What needs to be done: Keep each line of the material that includes "time", and leave out the rest.

Recorded information:
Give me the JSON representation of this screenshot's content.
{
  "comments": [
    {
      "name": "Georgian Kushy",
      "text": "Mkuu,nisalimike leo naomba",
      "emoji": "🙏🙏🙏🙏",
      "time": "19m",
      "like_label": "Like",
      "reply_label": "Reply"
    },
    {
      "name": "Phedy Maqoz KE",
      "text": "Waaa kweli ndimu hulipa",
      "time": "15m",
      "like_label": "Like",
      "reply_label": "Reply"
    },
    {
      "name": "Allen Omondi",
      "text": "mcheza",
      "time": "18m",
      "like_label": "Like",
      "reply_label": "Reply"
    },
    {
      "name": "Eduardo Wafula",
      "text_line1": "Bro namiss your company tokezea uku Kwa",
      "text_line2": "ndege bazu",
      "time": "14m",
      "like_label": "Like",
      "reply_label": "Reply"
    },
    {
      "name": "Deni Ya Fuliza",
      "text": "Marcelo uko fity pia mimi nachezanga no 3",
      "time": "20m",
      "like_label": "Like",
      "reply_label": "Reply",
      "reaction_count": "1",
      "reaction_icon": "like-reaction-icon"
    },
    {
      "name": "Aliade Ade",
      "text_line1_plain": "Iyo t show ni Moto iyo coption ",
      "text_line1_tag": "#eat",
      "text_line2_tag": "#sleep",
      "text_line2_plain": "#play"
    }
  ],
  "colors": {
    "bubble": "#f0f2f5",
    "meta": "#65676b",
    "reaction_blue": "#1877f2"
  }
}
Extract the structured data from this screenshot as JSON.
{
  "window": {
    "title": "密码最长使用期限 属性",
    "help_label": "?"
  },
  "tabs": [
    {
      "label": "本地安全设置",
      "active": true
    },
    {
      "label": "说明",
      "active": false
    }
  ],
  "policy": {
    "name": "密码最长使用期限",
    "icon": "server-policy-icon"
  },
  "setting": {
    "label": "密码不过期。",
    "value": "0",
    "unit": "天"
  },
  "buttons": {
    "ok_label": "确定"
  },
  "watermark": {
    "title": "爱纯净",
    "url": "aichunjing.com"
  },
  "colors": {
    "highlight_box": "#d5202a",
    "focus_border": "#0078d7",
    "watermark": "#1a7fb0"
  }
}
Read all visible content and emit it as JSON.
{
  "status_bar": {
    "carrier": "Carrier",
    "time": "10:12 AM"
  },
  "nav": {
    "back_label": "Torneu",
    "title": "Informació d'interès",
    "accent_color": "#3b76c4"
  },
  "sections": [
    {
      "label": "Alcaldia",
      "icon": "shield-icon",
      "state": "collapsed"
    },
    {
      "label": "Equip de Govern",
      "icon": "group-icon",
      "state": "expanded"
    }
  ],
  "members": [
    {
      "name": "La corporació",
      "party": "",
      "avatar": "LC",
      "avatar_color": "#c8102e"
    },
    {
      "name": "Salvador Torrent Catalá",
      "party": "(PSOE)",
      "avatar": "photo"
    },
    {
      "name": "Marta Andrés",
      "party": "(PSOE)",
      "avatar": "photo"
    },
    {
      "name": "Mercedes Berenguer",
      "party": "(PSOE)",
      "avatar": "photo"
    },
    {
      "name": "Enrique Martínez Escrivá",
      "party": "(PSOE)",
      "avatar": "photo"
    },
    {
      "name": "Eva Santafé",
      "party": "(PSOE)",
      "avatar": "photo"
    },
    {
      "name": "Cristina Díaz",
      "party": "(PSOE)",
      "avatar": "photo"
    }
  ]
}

Response box:
      "time": "19m",
      "time": "15m",
      "time": "18m",
      "time": "14m",
      "time": "20m",
    "time": "10:12 AM"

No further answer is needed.